Known Bugs and Caveats

Conformance to standards and best practice

The ANC has been created with the intention of adhering to the extent possible to existing and emerging standards and "best practices" for markup and the representation of language resources and their annotations. These include W3C markup and data representation standards and the recommendations of the International Standards Organization (ISO) sub-committee for language resources (ISO TC37 SC4). While this ensures that the ANC is at the state-of-the-art and (we hope) will be processable by a wide variety of available tools and web-based applications, it also means that we are dealing with recommendations that have yet to be finalized (and therefore might change) and relying on processing capabilities that are not yet widely implemented.
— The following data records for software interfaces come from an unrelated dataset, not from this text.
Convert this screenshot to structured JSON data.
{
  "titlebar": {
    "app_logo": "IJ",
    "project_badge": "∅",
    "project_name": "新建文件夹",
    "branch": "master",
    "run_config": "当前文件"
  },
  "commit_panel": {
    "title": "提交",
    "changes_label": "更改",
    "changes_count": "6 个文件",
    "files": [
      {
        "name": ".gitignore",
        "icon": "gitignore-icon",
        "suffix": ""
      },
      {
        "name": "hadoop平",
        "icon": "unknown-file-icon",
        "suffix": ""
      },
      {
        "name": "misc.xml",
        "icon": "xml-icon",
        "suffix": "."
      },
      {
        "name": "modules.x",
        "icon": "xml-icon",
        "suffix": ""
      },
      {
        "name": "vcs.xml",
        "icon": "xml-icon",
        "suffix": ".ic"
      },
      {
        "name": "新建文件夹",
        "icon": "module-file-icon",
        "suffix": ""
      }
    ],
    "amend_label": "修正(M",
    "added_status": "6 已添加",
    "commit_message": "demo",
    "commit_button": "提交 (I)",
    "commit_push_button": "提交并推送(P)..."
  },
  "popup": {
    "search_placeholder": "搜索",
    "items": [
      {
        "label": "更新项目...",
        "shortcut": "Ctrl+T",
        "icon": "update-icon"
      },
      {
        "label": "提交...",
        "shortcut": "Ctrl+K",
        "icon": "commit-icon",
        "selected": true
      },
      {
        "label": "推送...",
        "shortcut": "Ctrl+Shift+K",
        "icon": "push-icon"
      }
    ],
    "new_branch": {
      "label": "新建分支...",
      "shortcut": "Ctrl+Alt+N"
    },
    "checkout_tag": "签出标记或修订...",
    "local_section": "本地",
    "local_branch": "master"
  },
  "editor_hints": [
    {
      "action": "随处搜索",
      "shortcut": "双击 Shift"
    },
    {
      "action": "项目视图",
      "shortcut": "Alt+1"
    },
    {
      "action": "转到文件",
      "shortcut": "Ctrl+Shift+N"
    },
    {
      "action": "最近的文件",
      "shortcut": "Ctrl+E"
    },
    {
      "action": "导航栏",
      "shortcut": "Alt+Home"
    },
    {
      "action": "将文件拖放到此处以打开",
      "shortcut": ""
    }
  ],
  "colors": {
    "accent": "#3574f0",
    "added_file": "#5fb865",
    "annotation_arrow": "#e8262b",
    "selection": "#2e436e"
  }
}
For this reason, a number of encoding choices have been made with an eye toward enabling immediate use of the ANC, while at the same time providing for adaptation to standards and practices that emerge in the future:

Validation

The ANC Second Release data has been validated using the Xerces 2 Java Parser. However, it is possible that a few invalid files escaped notice.

Automatic processing

All of the markup and annotation in the first release of the ANC was produced entirely automatically from data in a variety of formats:

For gross logical structure (down to the level of paragraph), text parts such as title, author, section head, footnotes, quotations, lists, etc. may or may not be marked as such, depending upon whether or not this information was differentiated in some systematic way in the original format. In general, our algorithm assumed that the presence of a carriage return signalled the beginning of a paragraph unless otherwise indicated, and therefore elements unrecognizable as any other type of element are typically encloded in <p> tags.

All sentence markup was automatically produced by the sentence splitter included in the Gate system, and there are occasional errors, usually due to the presence of unrecognized abbreviations in mid-sentence. The sentence splitter also puts punctuation appearing after the terminating period (e.g., closing quotation mark, closing parenthesis) outside the sentence boundary.

Part-of-speech tagging was done automatically at Northern Arizona University using the Biber tagger, with no hand-validation. The annotations include both Biber's part-of-speech tags and lemmas. The Biber tagger has an average accuracy similar to most taggers (95% or higher). Additional part of speech tags have also been generated with the Hepple part of speech tagger included in Gate.

Due to some inconsistencies in the way clitics (e.g., "don't", let's") are treated by the Biber tagger (some treated as two separate words, some as one with extra information), a few words in the corpus are not annotated for part of speech because they were skipped during post-processing. Words that have not been tagged have not been included in the word counts for the corpus.

Gold standard sub-corpus

The ANC Project has obtained funds from the U.S. National Science Foundation to hand-validate both the structural markup and part of speech annotation in a 10 million word subset of the ANC in order to create a "gold standard" corpus. The gold standard corpus will be balanced along the same lines as the entire 100 million+ words of the ANC, and will therefore not coincide exactly with the 20 million words in the second release. The remaining portion of the corpus will be corrected to the extent possible using automated means and whatever level of hand-validation can be accomplished under our budget.

Funky characters in the data

Note on the OUP and Berlitz files: The original Quark Express files contained characters that were encoded with numeric codes that may or may not correspond to an International Standards Organization (ISO) hexidecimal character. Where possible these values have been converted to the corresponding entity, for example 0x00E9 becomes &eacute;. When the numeric values did not correspond to any known character defined in the ISO standard, the value is encoded as a numeric entity--e.g., the value 0x1A is encoded as &#x001A;.